Physicists from the Dresden Integrated Center for Applied Physics and Photonic Materials (IAPP) and the Center for Advancing Electronics Dresden (cfaed) at the TU Dresden, together with researchers from Tübingen, Potsdam and Mainz were able to demonstrate how electronic energies in organic semiconductor films can be tuned by electrostatic forces. A diverse set of experiments supported by simulations were able to rationalize the effect of specific electrostatic forces exerted by the molecular building blocks on charge carriers. The study was published recently in Nature Communications.
In electronic devices based on organic semiconductors such as solar cells, light-emitting diodes, photodetectors or transistors, electronic excitations and charge transport levels are important concepts to describe their operation principles and performances. The corresponding energetics, however, are more difficult to access and to tune than in conventional inorganic semiconductors like silicon chips, which stands as a general challenge. This applies both to the measurement and to the controlled influence from outside.
One tuning knob exploits the long-range Coulomb interactions, which is enhanced in organic materials. In the present study, the dependence of the energies of charge transport levels and of excitonic states on blend composition and molecular orientation in the organic material is explored. Excitons are bound pairs of an electron and a hole that are formed in the semiconductor material by light absorption. Scientists refer to blend composition when the components consist of different organic semiconducting materials. The findings demonstrate that the energetics in organic films can be tuned by adjusting a single molecular parameter, namely the molecular quadrupole moment in the pi-stacking direction of the molecules. An electric quadrupole can consist of two positive and two equally strong negative charges which form two oppositely equal dipoles. In the simplest case, the four charges are alternately arranged at the corners of a square.
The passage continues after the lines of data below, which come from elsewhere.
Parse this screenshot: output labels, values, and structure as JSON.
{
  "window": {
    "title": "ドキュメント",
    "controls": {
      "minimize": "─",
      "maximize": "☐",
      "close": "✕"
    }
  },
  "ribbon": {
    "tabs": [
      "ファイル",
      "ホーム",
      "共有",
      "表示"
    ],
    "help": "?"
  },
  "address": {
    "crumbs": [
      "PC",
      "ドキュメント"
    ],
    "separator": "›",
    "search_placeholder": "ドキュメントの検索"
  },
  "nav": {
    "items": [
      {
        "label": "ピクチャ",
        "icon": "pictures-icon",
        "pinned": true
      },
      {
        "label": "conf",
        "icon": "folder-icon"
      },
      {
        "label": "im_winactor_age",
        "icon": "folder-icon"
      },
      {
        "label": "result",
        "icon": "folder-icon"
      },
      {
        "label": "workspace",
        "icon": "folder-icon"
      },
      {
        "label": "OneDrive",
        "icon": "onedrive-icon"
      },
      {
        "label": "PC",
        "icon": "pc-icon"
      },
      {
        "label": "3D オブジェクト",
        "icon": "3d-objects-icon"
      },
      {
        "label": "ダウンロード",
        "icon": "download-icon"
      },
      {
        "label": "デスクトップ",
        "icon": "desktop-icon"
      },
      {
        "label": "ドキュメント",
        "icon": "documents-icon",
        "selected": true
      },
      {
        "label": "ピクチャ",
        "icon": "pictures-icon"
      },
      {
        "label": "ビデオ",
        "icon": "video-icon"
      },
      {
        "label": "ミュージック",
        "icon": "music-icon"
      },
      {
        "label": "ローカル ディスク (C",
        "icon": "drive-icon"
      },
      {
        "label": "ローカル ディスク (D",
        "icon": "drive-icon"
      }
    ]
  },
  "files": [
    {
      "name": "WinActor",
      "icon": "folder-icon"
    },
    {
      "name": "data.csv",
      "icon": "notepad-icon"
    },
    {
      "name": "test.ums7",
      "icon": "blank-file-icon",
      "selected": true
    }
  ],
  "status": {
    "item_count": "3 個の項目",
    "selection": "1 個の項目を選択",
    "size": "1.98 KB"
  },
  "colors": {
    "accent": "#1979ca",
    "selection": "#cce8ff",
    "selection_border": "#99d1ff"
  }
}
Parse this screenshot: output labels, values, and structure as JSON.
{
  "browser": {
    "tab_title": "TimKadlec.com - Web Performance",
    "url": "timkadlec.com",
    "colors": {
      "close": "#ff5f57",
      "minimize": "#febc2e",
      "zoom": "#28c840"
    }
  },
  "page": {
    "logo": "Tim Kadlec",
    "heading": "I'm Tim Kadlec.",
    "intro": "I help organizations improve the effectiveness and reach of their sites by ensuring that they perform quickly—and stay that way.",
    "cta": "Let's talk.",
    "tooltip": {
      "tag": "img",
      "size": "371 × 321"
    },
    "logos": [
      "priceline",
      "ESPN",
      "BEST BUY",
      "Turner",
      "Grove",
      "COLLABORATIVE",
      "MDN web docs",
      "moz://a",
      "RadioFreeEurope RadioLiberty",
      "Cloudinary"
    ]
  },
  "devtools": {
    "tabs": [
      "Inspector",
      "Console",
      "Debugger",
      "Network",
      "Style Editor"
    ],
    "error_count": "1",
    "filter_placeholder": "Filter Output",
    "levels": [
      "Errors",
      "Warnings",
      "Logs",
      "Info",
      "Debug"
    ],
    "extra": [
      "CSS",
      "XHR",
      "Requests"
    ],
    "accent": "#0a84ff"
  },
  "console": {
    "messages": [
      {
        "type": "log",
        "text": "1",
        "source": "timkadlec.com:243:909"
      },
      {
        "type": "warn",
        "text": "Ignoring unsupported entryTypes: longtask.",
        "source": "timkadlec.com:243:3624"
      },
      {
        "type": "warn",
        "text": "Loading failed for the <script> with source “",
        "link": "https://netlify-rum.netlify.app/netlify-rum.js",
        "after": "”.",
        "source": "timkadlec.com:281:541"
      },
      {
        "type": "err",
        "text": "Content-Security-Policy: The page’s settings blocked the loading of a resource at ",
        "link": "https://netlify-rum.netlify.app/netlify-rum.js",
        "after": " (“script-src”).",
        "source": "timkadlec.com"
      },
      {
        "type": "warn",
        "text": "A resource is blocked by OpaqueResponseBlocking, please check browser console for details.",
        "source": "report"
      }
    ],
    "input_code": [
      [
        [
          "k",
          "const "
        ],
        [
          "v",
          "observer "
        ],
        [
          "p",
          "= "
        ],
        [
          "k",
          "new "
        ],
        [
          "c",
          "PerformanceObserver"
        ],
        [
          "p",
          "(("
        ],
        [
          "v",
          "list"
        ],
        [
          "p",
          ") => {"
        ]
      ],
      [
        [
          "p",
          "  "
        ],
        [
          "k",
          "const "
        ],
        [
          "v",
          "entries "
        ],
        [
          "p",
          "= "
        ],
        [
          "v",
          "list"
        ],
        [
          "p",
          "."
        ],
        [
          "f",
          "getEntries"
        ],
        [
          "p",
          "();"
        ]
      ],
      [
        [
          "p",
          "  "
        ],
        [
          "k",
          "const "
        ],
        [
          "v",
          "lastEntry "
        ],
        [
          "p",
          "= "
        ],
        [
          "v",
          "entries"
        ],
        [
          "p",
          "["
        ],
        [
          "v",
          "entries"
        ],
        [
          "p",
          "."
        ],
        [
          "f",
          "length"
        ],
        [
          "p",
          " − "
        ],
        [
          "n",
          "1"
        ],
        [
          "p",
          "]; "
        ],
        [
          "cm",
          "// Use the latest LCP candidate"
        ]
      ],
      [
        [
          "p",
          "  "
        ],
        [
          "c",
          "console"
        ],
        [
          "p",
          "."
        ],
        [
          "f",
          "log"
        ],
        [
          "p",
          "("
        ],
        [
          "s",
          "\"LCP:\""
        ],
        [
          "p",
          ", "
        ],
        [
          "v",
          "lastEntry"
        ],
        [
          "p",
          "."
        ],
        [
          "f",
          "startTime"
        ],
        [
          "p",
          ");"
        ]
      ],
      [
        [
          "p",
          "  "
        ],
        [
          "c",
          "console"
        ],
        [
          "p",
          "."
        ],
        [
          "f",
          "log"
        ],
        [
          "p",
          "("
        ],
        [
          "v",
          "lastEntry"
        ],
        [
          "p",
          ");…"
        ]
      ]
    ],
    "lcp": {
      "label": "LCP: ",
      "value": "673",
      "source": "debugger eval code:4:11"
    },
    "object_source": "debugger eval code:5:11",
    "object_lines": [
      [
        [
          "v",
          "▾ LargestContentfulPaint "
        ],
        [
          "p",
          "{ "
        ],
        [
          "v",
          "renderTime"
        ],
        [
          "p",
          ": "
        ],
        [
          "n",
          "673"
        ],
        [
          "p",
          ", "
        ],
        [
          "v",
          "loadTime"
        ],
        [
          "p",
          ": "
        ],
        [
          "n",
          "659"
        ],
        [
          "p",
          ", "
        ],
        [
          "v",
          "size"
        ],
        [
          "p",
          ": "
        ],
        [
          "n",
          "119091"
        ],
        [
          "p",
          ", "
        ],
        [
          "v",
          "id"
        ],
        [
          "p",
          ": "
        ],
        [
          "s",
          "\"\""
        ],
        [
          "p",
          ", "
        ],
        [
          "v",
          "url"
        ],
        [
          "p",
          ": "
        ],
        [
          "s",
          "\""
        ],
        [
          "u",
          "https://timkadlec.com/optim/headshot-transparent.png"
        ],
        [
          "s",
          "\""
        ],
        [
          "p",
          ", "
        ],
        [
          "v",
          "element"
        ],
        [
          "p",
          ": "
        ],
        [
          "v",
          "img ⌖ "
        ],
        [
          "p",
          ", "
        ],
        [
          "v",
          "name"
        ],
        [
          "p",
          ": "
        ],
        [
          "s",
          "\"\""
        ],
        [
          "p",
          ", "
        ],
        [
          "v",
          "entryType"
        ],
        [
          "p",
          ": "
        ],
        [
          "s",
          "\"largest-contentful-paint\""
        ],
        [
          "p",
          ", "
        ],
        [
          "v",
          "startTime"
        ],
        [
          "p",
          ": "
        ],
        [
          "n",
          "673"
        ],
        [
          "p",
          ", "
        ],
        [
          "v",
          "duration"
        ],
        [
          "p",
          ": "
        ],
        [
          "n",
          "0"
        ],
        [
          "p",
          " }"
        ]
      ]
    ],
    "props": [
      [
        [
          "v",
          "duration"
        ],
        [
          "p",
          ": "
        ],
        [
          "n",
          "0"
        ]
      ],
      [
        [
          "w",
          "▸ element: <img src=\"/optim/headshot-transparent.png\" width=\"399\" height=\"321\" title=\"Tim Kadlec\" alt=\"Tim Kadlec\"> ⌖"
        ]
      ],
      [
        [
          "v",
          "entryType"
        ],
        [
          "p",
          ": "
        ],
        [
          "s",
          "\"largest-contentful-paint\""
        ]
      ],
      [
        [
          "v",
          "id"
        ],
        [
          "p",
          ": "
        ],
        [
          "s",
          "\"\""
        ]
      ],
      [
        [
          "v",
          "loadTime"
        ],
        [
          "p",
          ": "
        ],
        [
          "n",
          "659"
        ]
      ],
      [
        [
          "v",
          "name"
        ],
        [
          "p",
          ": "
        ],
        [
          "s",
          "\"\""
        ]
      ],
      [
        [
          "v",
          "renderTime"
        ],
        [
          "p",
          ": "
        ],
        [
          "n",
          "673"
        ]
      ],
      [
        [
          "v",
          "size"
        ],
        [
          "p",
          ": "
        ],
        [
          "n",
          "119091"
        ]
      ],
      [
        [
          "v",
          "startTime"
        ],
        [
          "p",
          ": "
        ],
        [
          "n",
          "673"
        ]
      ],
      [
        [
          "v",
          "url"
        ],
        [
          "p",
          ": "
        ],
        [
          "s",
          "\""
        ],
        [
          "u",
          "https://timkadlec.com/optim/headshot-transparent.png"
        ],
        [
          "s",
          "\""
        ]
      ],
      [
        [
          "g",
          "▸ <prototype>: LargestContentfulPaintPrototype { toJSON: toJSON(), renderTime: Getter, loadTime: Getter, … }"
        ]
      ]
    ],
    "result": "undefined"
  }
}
The authors further link device parameters of organic solar cells such as the photovoltage or the photocurrent to this quadrupole moment. The results help to explain recent breakthroughs of device efficiency in organic solar cells, which are based on a new class of organic materials. As the observed electrostatic effect is a general property of organic materials, including so-called “small molecules” and polymers, it can help to improve the performance of all types of organic devices.